# WHAT TO WORK ON
Please reproduce the records below exactly, omitting any pictures they contain.

# RECORDS SUPPLIED

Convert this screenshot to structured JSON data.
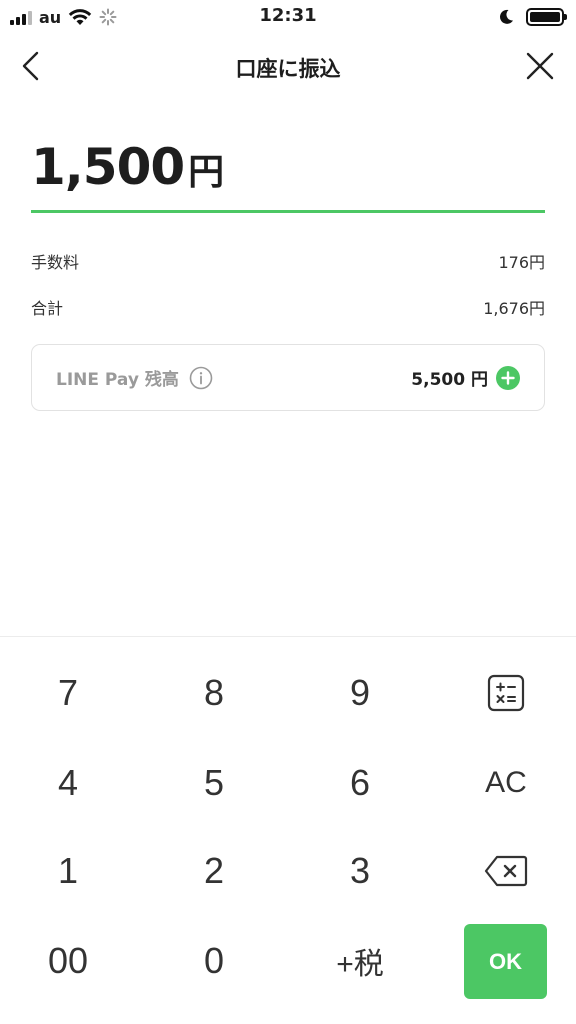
{
  "status_bar": {
    "carrier": "au",
    "time": "12:31"
  },
  "header": {
    "title": "口座に振込"
  },
  "amount": {
    "value": "1,500",
    "unit": "円"
  },
  "fee": {
    "label": "手数料",
    "value": "176円"
  },
  "total": {
    "label": "合計",
    "value": "1,676円"
  },
  "balance": {
    "label": "LINE Pay 残高",
    "value": "5,500 円"
  },
  "keypad": {
    "keys": [
      "7",
      "8",
      "9",
      "4",
      "5",
      "6",
      "AC",
      "1",
      "2",
      "3",
      "00",
      "0",
      "+税"
    ],
    "ok": "OK"
  },
  "colors": {
    "accent": "#4cc764",
    "text": "#1e1e1e",
    "muted": "#9a9a9a"
  },
  "icons": [
    "back-icon",
    "close-icon",
    "info-icon",
    "plus-circle-icon",
    "calculator-icon",
    "backspace-icon",
    "wifi-icon",
    "moon-icon",
    "battery-icon",
    "signal-icon"
  ]
}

# RESULT FOR THIS TASK
Convert this screenshot to structured JSON data.
{
  "status_bar": {
    "carrier": "au",
    "time": "12:31"
  },
  "header": {
    "title": "口座に振込"
  },
  "amount": {
    "value": "1,500",
    "unit": "円"
  },
  "fee": {
    "label": "手数料",
    "value": "176円"
  },
  "total": {
    "label": "合計",
    "value": "1,676円"
  },
  "balance": {
    "label": "LINE Pay 残高",
    "value": "5,500 円"
  },
  "keypad": {
    "keys": [
      "7",
      "8",
      "9",
      "4",
      "5",
      "6",
      "AC",
      "1",
      "2",
      "3",
      "00",
      "0",
      "+税"
    ],
    "ok": "OK"
  },
  "colors": {
    "accent": "#4cc764",
    "text": "#1e1e1e",
    "muted": "#9a9a9a"
  },
  "icons": [
    "back-icon",
    "close-icon",
    "info-icon",
    "plus-circle-icon",
    "calculator-icon",
    "backspace-icon",
    "wifi-icon",
    "moon-icon",
    "battery-icon",
    "signal-icon"
  ]
}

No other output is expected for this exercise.